If there is no prospect of demand waning, the next challenge is satisfying it.  Millions of square feet of industrial and warehouse space in urban locations
have been lost to residential development and the trend is continuing as the country scrambles to meet its housing needs.  This presents challenges for satisfying requirements for last mile delivery space in urban locations, ultimately driving the need for creative solutions.    

Some developers are looking at multi-storey facilities to increase the use intensity of their sites. Duggleby believes that this type of development can play an important role. 

“Multi-storey warehousing will have a massive part to play in densely populated high land value areas in the UK.  You only have to look at the way they’ve been able to be deployed in Asia to understand its success. But it’s important that developers  get it right and make it easy for occupiers to see the advantages. 

“Mixed-use schemes combining commercial and residential elements can also play a part in countering the amount of warehousing land being lost to residential use.  As more and more postal addresses are created, more deliveries to front doors are required, whether it’s a parcel or take-out food. Those kind of businesses need commercial space nearby.”

Ultimately, Duggleby’s experience means she can provide ‘end to end’ consultancy advice and be there for an occupier at every stage of the property journey, merging seamlessly with their in house teams.

This may involve leading strategic vision and thought leadership ahead of a project, or providing bespoke day to day advice on everything from service charges to property costs throughout.  Advice on transport costings can also form a key part of choosing the right location, particularly for global occupiers entering or expanding in the UK for the first time.

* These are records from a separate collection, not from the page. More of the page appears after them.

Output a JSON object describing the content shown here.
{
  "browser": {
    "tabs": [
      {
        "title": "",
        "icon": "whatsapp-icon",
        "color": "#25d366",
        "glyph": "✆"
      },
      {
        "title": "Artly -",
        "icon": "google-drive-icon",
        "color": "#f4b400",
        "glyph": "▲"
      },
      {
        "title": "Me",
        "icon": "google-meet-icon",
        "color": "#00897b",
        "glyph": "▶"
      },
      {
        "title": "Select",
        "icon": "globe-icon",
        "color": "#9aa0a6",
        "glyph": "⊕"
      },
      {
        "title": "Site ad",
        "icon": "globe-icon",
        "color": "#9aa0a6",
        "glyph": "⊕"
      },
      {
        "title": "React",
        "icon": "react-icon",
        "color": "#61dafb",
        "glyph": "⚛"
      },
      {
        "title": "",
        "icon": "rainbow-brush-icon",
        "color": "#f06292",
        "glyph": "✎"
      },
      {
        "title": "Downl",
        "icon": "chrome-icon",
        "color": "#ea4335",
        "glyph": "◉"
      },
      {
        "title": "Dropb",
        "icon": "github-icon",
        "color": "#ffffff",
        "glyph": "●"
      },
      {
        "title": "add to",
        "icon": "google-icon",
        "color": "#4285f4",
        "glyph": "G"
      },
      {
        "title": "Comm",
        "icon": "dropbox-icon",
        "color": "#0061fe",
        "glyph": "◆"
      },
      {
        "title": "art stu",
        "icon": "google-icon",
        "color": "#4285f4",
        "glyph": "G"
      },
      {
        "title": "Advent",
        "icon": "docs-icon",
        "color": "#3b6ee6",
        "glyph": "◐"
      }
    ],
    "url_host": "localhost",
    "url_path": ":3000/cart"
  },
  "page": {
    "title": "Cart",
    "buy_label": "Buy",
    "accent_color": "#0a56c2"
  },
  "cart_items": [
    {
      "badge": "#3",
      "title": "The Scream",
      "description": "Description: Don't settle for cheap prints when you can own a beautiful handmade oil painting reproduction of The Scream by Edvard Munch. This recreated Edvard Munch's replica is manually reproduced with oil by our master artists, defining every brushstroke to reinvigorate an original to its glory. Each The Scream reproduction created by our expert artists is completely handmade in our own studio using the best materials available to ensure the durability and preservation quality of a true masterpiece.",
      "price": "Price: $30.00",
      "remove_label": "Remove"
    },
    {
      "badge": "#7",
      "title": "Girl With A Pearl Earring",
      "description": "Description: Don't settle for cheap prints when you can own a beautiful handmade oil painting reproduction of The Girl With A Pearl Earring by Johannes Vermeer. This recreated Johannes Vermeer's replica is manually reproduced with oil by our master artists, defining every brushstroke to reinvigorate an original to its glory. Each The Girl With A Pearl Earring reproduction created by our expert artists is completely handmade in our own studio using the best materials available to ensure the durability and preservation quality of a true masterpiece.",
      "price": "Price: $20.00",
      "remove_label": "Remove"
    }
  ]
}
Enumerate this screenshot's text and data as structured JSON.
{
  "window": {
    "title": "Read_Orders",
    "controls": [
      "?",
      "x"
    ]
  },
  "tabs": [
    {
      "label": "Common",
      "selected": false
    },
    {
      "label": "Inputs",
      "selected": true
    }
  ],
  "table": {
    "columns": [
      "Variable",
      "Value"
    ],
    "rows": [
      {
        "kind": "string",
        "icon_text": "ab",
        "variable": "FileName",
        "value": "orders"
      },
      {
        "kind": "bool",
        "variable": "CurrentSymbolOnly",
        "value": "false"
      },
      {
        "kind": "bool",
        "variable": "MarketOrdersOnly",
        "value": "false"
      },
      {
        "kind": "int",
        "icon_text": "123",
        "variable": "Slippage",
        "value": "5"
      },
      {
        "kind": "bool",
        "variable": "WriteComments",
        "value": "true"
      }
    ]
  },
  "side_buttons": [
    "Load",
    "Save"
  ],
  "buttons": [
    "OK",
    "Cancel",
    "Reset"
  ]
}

“No two occupiers have identical businesses, so really getting under the skin of what each needs to deliver the most successful logistics solution for them is really at the heart of what I do”, says Duggleby.